Activity: A single number is the answer: the count of lines below that contain "patient".

((

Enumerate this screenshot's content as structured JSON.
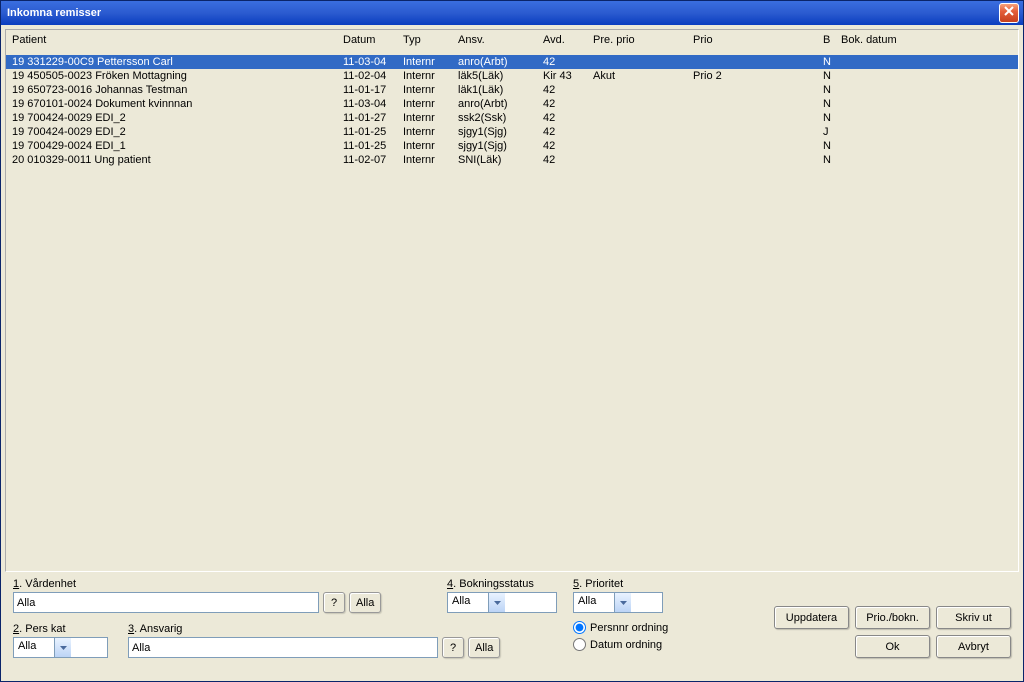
{
  "window": {
    "title": "Inkomna remisser"
  },
  "columns": {
    "patient": "Patient",
    "datum": "Datum",
    "typ": "Typ",
    "ansv": "Ansv.",
    "avd": "Avd.",
    "preprio": "Pre. prio",
    "prio": "Prio",
    "b": "B",
    "bokdatum": "Bok. datum"
  },
  "rows": [
    {
      "patient": "19 331229-00C9 Pettersson Carl",
      "datum": "11-03-04",
      "typ": "Internr",
      "ansv": "anro(Arbt)",
      "avd": "42",
      "preprio": "",
      "prio": "",
      "b": "N",
      "bokdatum": "",
      "selected": true
    },
    {
      "patient": "19 450505-0023 Fröken Mottagning",
      "datum": "11-02-04",
      "typ": "Internr",
      "ansv": "läk5(Läk)",
      "avd": "Kir 43",
      "preprio": "Akut",
      "prio": "Prio 2",
      "b": "N",
      "bokdatum": ""
    },
    {
      "patient": "19 650723-0016 Johannas Testman",
      "datum": "11-01-17",
      "typ": "Internr",
      "ansv": "läk1(Läk)",
      "avd": "42",
      "preprio": "",
      "prio": "",
      "b": "N",
      "bokdatum": ""
    },
    {
      "patient": "19 670101-0024 Dokument kvinnnan",
      "datum": "11-03-04",
      "typ": "Internr",
      "ansv": "anro(Arbt)",
      "avd": "42",
      "preprio": "",
      "prio": "",
      "b": "N",
      "bokdatum": ""
    },
    {
      "patient": "19 700424-0029 EDI_2",
      "datum": "11-01-27",
      "typ": "Internr",
      "ansv": "ssk2(Ssk)",
      "avd": "42",
      "preprio": "",
      "prio": "",
      "b": "N",
      "bokdatum": ""
    },
    {
      "patient": "19 700424-0029 EDI_2",
      "datum": "11-01-25",
      "typ": "Internr",
      "ansv": "sjgy1(Sjg)",
      "avd": "42",
      "preprio": "",
      "prio": "",
      "b": "J",
      "bokdatum": ""
    },
    {
      "patient": "19 700429-0024 EDI_1",
      "datum": "11-01-25",
      "typ": "Internr",
      "ansv": "sjgy1(Sjg)",
      "avd": "42",
      "preprio": "",
      "prio": "",
      "b": "N",
      "bokdatum": ""
    },
    {
      "patient": "20 010329-0011 Ung patient",
      "datum": "11-02-07",
      "typ": "Internr",
      "ansv": "SNI(Läk)",
      "avd": "42",
      "preprio": "",
      "prio": "",
      "b": "N",
      "bokdatum": ""
    }
  ],
  "filters": {
    "vardenhet_label_prefix": "1",
    "vardenhet_label": ". Vårdenhet",
    "vardenhet_value": "Alla",
    "perskat_label_prefix": "2",
    "perskat_label": ". Pers kat",
    "perskat_value": "Alla",
    "ansvarig_label_prefix": "3",
    "ansvarig_label": ". Ansvarig",
    "ansvarig_value": "Alla",
    "bokstatus_label_prefix": "4",
    "bokstatus_label": ". Bokningsstatus",
    "bokstatus_value": "Alla",
    "prioritet_label_prefix": "5",
    "prioritet_label": ". Prioritet",
    "prioritet_value": "Alla",
    "q_label": "?",
    "alla_btn": "Alla",
    "radio_persnr_prefix": "P",
    "radio_persnr_rest": "ersnnr ordning",
    "radio_datum_prefix": "D",
    "radio_datum_rest": "atum ordning"
  },
  "buttons": {
    "uppdatera": "Uppdatera",
    "uppdatera_u": "U",
    "priobokn_pre": "P",
    "priobokn_u": "r",
    "priobokn_rest": "io./bokn.",
    "skrivut": "kriv ut",
    "skrivut_u": "S",
    "ok": "k",
    "ok_u": "O",
    "avbryt": "vbryt",
    "avbryt_u": "A"
  }
}
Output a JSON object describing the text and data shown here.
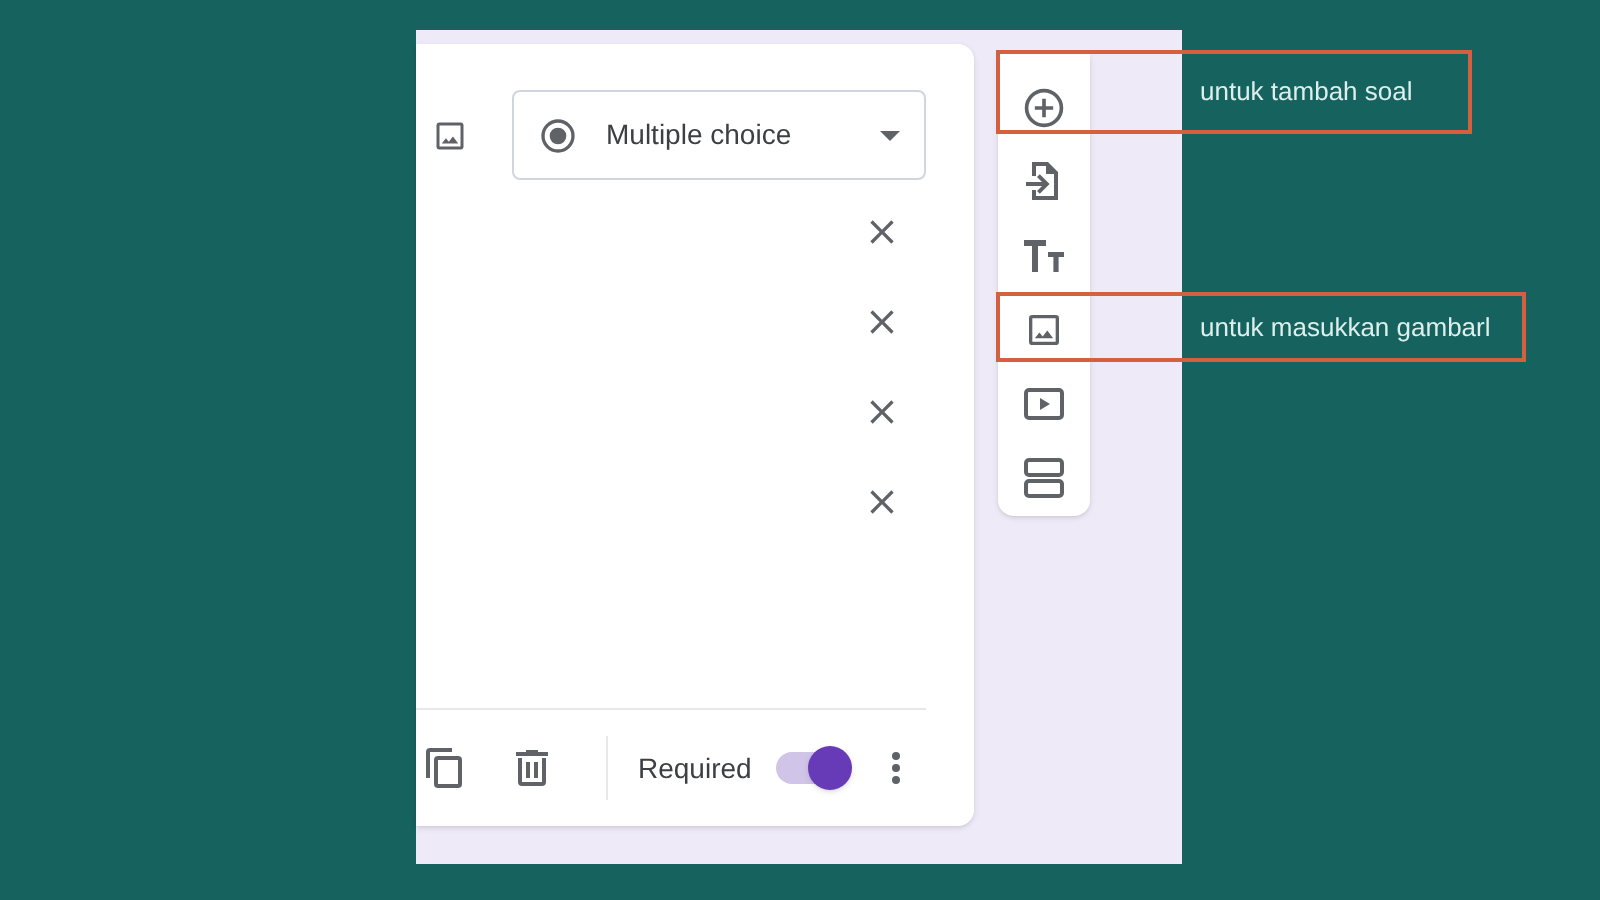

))

Exercise output: 9